REQUIRED ACTION: While reading through the material below, copy each line that holds the word "network".

INFORMATION PROVIDED:

════

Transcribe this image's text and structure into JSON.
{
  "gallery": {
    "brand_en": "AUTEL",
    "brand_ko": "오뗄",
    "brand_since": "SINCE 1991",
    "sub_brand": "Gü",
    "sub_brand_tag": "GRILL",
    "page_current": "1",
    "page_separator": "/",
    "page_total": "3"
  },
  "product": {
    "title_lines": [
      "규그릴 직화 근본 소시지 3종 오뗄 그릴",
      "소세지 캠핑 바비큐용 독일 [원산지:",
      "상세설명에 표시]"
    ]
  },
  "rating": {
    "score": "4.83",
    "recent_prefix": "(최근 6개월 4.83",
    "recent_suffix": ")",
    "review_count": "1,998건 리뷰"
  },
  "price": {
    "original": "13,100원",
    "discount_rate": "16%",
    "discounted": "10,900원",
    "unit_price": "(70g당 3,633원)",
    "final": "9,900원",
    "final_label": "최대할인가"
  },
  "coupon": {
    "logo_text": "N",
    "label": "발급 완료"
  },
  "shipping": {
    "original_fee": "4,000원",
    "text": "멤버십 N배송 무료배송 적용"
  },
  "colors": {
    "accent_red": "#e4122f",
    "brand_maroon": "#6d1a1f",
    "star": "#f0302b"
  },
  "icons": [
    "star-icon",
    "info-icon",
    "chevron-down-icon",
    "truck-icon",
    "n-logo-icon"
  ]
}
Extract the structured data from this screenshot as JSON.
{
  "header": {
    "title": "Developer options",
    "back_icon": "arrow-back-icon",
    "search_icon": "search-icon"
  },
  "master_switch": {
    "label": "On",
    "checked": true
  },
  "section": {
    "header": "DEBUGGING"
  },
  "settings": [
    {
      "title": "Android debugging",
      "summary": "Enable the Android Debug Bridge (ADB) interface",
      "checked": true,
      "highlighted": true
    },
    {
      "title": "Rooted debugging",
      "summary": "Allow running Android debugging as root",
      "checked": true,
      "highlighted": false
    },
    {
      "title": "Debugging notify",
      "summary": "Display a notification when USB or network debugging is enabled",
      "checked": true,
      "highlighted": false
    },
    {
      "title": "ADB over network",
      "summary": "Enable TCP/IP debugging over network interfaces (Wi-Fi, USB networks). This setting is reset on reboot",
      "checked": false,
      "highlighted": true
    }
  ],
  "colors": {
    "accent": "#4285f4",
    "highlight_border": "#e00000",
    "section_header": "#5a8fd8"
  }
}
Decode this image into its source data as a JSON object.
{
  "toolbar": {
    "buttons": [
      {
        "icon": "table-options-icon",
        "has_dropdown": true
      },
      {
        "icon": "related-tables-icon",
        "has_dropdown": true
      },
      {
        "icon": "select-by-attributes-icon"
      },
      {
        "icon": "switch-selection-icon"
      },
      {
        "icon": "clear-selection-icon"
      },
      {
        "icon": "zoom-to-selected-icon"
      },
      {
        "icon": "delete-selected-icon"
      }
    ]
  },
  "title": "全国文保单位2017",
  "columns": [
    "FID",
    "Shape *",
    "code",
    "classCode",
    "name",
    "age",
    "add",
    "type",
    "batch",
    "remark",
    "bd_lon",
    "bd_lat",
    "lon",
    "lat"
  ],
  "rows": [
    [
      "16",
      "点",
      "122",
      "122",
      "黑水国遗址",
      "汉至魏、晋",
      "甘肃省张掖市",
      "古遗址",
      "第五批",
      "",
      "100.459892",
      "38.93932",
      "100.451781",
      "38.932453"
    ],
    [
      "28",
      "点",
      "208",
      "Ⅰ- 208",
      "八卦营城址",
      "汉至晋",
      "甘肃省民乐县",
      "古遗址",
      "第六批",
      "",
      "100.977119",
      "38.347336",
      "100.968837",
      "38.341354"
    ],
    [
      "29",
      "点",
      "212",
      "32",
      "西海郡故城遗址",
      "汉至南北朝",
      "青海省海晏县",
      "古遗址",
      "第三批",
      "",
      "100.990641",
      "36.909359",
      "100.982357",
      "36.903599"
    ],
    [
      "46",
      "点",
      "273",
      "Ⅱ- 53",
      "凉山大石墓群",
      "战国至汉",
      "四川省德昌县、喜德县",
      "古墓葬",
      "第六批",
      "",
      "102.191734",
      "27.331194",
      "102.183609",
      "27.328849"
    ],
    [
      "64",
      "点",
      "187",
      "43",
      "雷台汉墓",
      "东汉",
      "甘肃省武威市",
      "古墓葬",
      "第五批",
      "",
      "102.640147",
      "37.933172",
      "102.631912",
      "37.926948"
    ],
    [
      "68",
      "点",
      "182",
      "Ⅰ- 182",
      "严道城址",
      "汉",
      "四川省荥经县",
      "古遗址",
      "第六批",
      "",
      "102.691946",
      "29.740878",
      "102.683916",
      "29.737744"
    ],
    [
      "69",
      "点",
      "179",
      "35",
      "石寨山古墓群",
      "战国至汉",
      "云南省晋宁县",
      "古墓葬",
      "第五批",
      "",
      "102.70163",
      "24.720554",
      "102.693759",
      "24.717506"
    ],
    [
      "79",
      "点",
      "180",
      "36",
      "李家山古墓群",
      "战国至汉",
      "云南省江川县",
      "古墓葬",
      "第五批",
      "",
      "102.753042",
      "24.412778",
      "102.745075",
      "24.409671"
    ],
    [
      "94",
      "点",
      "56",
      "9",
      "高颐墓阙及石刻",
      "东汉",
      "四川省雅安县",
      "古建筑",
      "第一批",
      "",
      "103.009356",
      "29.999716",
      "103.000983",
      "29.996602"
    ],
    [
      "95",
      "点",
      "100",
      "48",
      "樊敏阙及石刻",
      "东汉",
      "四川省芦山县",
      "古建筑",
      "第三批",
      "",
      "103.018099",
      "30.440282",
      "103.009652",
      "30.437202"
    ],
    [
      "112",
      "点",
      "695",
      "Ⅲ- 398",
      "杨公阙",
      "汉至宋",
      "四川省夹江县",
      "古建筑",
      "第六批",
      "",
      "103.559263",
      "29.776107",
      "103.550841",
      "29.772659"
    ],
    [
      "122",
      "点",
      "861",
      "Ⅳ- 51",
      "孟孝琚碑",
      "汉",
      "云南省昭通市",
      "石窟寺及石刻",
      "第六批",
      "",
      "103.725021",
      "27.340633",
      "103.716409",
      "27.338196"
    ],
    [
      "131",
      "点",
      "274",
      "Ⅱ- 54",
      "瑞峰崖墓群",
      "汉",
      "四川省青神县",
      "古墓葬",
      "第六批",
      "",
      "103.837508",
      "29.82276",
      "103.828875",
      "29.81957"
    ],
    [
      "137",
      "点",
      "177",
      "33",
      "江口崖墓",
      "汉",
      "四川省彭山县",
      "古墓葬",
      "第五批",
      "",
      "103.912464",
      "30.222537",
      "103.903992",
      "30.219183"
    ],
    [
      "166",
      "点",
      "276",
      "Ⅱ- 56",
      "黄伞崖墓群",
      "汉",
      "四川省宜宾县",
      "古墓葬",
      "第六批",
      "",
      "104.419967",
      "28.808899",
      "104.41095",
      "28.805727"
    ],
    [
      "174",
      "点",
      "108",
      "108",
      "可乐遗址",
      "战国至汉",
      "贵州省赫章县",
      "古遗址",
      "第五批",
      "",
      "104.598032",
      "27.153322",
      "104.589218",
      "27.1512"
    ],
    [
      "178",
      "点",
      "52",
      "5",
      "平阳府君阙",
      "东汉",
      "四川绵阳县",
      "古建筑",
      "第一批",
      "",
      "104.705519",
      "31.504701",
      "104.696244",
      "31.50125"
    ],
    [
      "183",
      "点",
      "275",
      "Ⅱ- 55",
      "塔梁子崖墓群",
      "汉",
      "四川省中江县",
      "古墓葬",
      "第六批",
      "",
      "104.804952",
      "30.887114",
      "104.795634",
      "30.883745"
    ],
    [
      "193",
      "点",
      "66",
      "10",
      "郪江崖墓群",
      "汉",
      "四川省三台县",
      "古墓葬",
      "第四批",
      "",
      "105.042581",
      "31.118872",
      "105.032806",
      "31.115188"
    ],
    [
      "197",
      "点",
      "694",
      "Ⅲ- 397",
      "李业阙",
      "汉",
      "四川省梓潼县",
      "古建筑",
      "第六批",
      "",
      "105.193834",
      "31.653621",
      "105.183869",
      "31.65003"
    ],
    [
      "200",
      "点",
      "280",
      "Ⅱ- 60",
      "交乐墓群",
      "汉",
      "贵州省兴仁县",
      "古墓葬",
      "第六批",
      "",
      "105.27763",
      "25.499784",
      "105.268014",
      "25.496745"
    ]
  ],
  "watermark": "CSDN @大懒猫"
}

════

RESPONSE AREA:
      "summary": "Display a notification when USB or network debugging is enabled",
      "title": "ADB over network",
      "summary": "Enable TCP/IP debugging over network interfaces (Wi-Fi, USB networks). This setting is reset on reboot",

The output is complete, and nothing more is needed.